From CERN: ATLAS and CMS experiments present Higgs search status

13 December 2011: In a seminar held at CERN today, the ATLAS and CMS3 experiments presented the status of their searches for the Standard Model Higgs boson.

Around the World

CM2 assembly nearly complete

Fermilab’s CM2 is in the final stages of assembly. It will come online in the spring.

by Leah Hesla

Fermilab will soon begin operating CM2, a significant advancement in work on superconducting radiofrequency research that will serve the ILC community and Fermilab in building and operating future accelerators.

Research Director's Report

Detector R&D “coopetition” between ILC and CLIC

by Juan Fuster

Though the differences between ILC and CLIC detectors are marked, ILC detector concepts have been shown to be valuable for the machine being designed by its competitor-cooperator, the CLIC design study.

Director's Corner

Recovery from March 2011 earthquake at ATF, KEK

by Toshiaki Tauchi

Restoration of the Accelerator Test Facility is in its final stage at KEK, Japan, where the ATF2 project, the final focus test beam for ILC, is being conducted with an international collaboration.

Image of the week

Atwitter over Higgs

The twitter chatter over CERN's Higgs news on Tuesday was nonstop, enough to prompt New Scientist to remind us, in a tweet about the Durban conference, "it's not ALL about the #Higgs you know".

In the News

  • from The Guardian
    13 December 2011
    Discovery will simply raise more fundamental questions: that is why, long before the LHC was switched on, the particle physicists of Europe and America began devising plans for an International Linear Collider, to answer questions raised by the discovery of the Higgs or, even more thrillingly, the discovery that it does not exist – that something is wrong with the standard model of the making of a universe.
  • from The Telegraph
    13 December
    …”126 GeV would be a convenient value for a new linear collider; if it existed at that mass range, we could then study the Higgs further,”…
  • from Discover Magazine
    13 December 2011
    Further, such a light SM-like Higgs boson provides strong motivation for a linear electron-positron collider of low center-of-mass energy.

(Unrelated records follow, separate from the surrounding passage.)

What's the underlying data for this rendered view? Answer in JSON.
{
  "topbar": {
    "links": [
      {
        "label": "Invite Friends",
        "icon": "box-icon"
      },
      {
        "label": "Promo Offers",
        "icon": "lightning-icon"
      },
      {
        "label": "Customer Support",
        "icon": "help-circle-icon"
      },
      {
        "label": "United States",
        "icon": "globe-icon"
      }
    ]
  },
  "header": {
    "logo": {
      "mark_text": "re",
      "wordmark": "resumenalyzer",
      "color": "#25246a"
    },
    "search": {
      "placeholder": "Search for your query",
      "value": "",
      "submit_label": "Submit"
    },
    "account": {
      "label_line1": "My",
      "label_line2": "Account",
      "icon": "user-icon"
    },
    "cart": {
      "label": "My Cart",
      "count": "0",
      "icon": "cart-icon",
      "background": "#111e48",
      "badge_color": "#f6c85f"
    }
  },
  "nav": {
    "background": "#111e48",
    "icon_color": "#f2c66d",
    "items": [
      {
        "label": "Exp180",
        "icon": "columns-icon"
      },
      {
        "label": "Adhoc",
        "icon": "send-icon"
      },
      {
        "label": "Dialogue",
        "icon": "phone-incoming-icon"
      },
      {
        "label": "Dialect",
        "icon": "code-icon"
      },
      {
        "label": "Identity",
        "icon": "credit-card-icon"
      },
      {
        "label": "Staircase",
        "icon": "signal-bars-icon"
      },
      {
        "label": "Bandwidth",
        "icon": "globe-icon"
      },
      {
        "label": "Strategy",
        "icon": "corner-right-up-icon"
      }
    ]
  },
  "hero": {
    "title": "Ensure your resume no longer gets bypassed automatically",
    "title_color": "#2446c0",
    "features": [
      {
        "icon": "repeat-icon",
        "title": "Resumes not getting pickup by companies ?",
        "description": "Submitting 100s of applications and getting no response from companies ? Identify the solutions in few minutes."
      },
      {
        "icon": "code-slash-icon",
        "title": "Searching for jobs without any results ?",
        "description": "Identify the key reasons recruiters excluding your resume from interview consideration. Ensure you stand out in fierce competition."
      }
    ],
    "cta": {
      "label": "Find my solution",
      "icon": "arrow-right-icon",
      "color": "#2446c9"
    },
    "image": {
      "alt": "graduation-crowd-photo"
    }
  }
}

Studies suggest that only such a collider can easily measure the properties of such a light Higgs boson at the few percent level, although the LHC might not do that much worse depending upon future improvements and upgrades
  • from Reuters
    13 December 201
    “We don’t call it the ‘God particle’, it’s just the media that do that,” a senior U.S. scientist politely told an interviewer on a major European radio station on Tuesday.

    “Well, I am the from the media and I’m going to continue calling it that,” said the journalist – and continued to do so.

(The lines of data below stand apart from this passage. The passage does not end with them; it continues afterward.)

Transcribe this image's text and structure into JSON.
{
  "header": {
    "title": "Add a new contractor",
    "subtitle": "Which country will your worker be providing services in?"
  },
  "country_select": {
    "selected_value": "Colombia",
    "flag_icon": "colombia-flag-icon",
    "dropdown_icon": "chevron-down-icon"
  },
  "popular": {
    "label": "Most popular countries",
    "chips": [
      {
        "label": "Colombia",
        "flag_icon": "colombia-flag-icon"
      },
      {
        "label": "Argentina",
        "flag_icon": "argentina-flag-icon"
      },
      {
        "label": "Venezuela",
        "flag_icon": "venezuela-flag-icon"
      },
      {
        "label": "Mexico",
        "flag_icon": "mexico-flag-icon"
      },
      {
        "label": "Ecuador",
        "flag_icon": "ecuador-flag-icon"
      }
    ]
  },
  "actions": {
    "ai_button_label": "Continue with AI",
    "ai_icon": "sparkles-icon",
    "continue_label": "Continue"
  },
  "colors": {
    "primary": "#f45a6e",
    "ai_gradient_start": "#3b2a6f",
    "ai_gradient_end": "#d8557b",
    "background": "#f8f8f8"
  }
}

  • from BBC
    13 December 2011
    The most coveted prize in particle physics – the Higgs boson – may have been glimpsed, say researchers reporting at the Large Hadron Collider (LHC) in Geneva.
  • from Nature
    13 December 2011
    The result is not definitive evidence of the long-sought Higgs boson — yet. But it is the closest so far to come out of the US$6.5-billion Large Hadron Collider (LHC) at CERN, Europe’s high-energy physics laboratory near Geneva in Switzerland.
  • from The New York Times
    13 December 2011
    Physicists will have to keep holding their breath a little while longer.
  • from Physics World
    13 December 2011
    The first solid experimental evidence for the existence of the Higgs boson has been unveiled today by physicists working on the Large Hadron Collider (LHC) at CERN in Geneva.
  • from Science
    13 December 2011
    Like all good rumors, whispers that the long-sought Higgs boson has been spotted turn out to be half-true.
  • from The Guardian
    12 December
    What is beyond question even now is the huge economic benefit of particle physics. The technologies developed at Cern have already changed our lives. And, while neutrinos and the Higgs boson may seem distant from everyday life right now, I would bet that we will use them to make money and improve our lives in the long run.